Items from an interface collection:
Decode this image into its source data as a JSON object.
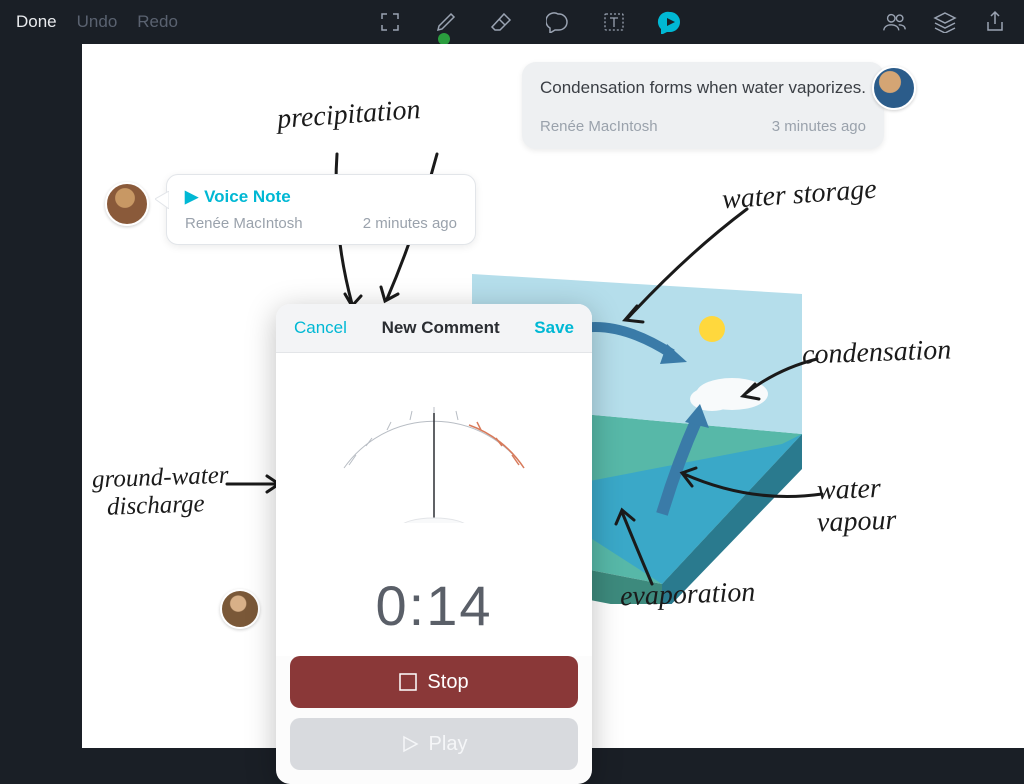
{
  "toolbar": {
    "done": "Done",
    "undo": "Undo",
    "redo": "Redo"
  },
  "comment1": {
    "text": "Condensation forms when water vaporizes.",
    "author": "Renée MacIntosh",
    "time": "3 minutes ago"
  },
  "voiceNote": {
    "label": "Voice Note",
    "author": "Renée MacIntosh",
    "time": "2 minutes ago"
  },
  "annotations": {
    "precipitation": "precipitation",
    "waterStorage": "water storage",
    "condensation": "condensation",
    "groundWater1": "ground-water",
    "groundWater2": "discharge",
    "evaporation": "evaporation",
    "waterVapour1": "water",
    "waterVapour2": "vapour"
  },
  "modal": {
    "cancel": "Cancel",
    "title": "New Comment",
    "save": "Save",
    "timer": "0:14",
    "stop": "Stop",
    "play": "Play"
  }
}
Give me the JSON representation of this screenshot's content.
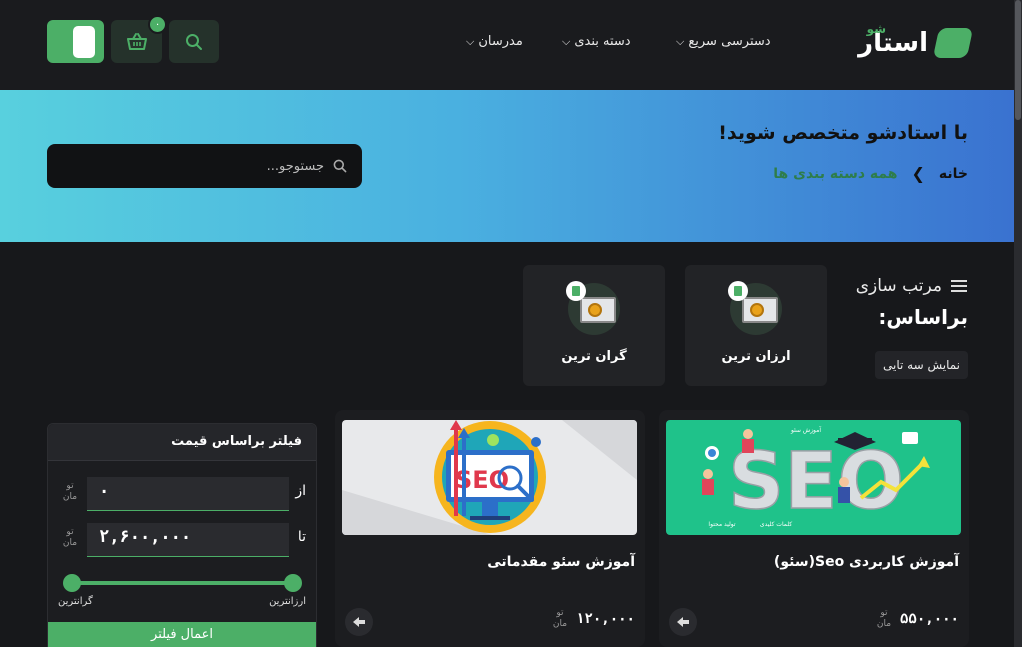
{
  "header": {
    "logo_text": "استار",
    "logo_sub": "شو",
    "nav": [
      {
        "label": "دسترسی سریع"
      },
      {
        "label": "دسته بندی"
      },
      {
        "label": "مدرسان"
      }
    ],
    "cart_count": "۰"
  },
  "hero": {
    "title": "با استادشو متخصص شوید!",
    "breadcrumb_home": "خانه",
    "breadcrumb_current": "همه دسته بندی ها",
    "search_placeholder": "جستوجو..."
  },
  "sort": {
    "title": "مرتب سازی",
    "subtitle": "براساس:",
    "three_col": "نمایش سه تایی",
    "options": [
      {
        "label": "ارزان ترین"
      },
      {
        "label": "گران ترین"
      }
    ]
  },
  "filter": {
    "title": "فیلتر براساس قیمت",
    "from_label": "از",
    "to_label": "تا",
    "from_value": "۰",
    "to_value": "۲,۶۰۰,۰۰۰",
    "currency_top": "تو",
    "currency_bottom": "مان",
    "min_label": "ارزانترین",
    "max_label": "گرانترین",
    "apply": "اعمال فیلتر"
  },
  "courses": [
    {
      "title": "آموزش کاربردی Seo(سئو)",
      "price": "۵۵۰,۰۰۰",
      "thumb_text": "SEO",
      "thumb_words": [
        "آموزش سئو",
        "کلمات کلیدی",
        "تولید محتوا"
      ]
    },
    {
      "title": "آموزش سئو مقدماتی",
      "price": "۱۲۰,۰۰۰",
      "thumb_text": "SEO"
    }
  ],
  "colors": {
    "accent": "#4caf67",
    "background": "#17181b",
    "card": "#1c1d20",
    "hero_start": "#58d0de",
    "hero_end": "#3a72d0"
  }
}
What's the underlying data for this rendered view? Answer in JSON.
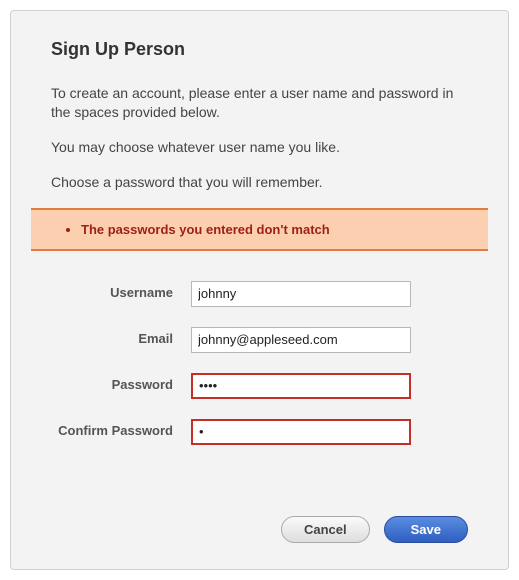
{
  "title": "Sign Up Person",
  "intro": {
    "p1": "To create an account, please enter a user name and password in the spaces provided below.",
    "p2": "You may choose whatever user name you like.",
    "p3": "Choose a password that you will remember."
  },
  "error": {
    "message": "The passwords you entered don't match"
  },
  "form": {
    "username": {
      "label": "Username",
      "value": "johnny"
    },
    "email": {
      "label": "Email",
      "value": "johnny@appleseed.com"
    },
    "password": {
      "label": "Password",
      "value": "••••"
    },
    "confirm_password": {
      "label": "Confirm Password",
      "value": "•"
    }
  },
  "buttons": {
    "cancel": "Cancel",
    "save": "Save"
  },
  "colors": {
    "error_bg": "#fccfb1",
    "error_border": "#e27c3d",
    "error_text": "#9e1f17",
    "input_error_border": "#c43028",
    "save_btn": "#2f5fc2"
  }
}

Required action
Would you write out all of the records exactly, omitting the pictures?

Written reply
Decode this image into its source data as a JSON object.
{
  "toolbar": {
    "done": "Done",
    "undo": "Undo",
    "redo": "Redo"
  },
  "comment1": {
    "text": "Condensation forms when water vaporizes.",
    "author": "Renée MacIntosh",
    "time": "3 minutes ago"
  },
  "voiceNote": {
    "label": "Voice Note",
    "author": "Renée MacIntosh",
    "time": "2 minutes ago"
  },
  "annotations": {
    "precipitation": "precipitation",
    "waterStorage": "water storage",
    "condensation": "condensation",
    "groundWater1": "ground-water",
    "groundWater2": "discharge",
    "evaporation": "evaporation",
    "waterVapour1": "water",
    "waterVapour2": "vapour"
  },
  "modal": {
    "cancel": "Cancel",
    "title": "New Comment",
    "save": "Save",
    "timer": "0:14",
    "stop": "Stop",
    "play": "Play"
  }
}
Give me the JSON representation of this screenshot's content.
{
  "header": {
    "logo_text": "استار",
    "logo_sub": "شو",
    "nav": [
      {
        "label": "دسترسی سریع"
      },
      {
        "label": "دسته بندی"
      },
      {
        "label": "مدرسان"
      }
    ],
    "cart_count": "۰"
  },
  "hero": {
    "title": "با استادشو متخصص شوید!",
    "breadcrumb_home": "خانه",
    "breadcrumb_current": "همه دسته بندی ها",
    "search_placeholder": "جستوجو..."
  },
  "sort": {
    "title": "مرتب سازی",
    "subtitle": "براساس:",
    "three_col": "نمایش سه تایی",
    "options": [
      {
        "label": "ارزان ترین"
      },
      {
        "label": "گران ترین"
      }
    ]
  },
  "filter": {
    "title": "فیلتر براساس قیمت",
    "from_label": "از",
    "to_label": "تا",
    "from_value": "۰",
    "to_value": "۲,۶۰۰,۰۰۰",
    "currency_top": "تو",
    "currency_bottom": "مان",
    "min_label": "ارزانترین",
    "max_label": "گرانترین",
    "apply": "اعمال فیلتر"
  },
  "courses": [
    {
      "title": "آموزش کاربردی Seo(سئو)",
      "price": "۵۵۰,۰۰۰",
      "thumb_text": "SEO",
      "thumb_words": [
        "آموزش سئو",
        "کلمات کلیدی",
        "تولید محتوا"
      ]
    },
    {
      "title": "آموزش سئو مقدماتی",
      "price": "۱۲۰,۰۰۰",
      "thumb_text": "SEO"
    }
  ],
  "colors": {
    "accent": "#4caf67",
    "background": "#17181b",
    "card": "#1c1d20",
    "hero_start": "#58d0de",
    "hero_end": "#3a72d0"
  }
}
What's the underlying data for this rendered view? Answer in JSON.
{
  "title": "Sign Up Person",
  "intro": {
    "p1": "To create an account, please enter a user name and password in the spaces provided below.",
    "p2": "You may choose whatever user name you like.",
    "p3": "Choose a password that you will remember."
  },
  "error": {
    "message": "The passwords you entered don't match"
  },
  "form": {
    "username": {
      "label": "Username",
      "value": "johnny"
    },
    "email": {
      "label": "Email",
      "value": "johnny@appleseed.com"
    },
    "password": {
      "label": "Password",
      "value": "••••"
    },
    "confirm_password": {
      "label": "Confirm Password",
      "value": "•"
    }
  },
  "buttons": {
    "cancel": "Cancel",
    "save": "Save"
  },
  "colors": {
    "error_bg": "#fccfb1",
    "error_border": "#e27c3d",
    "error_text": "#9e1f17",
    "input_error_border": "#c43028",
    "save_btn": "#2f5fc2"
  }
}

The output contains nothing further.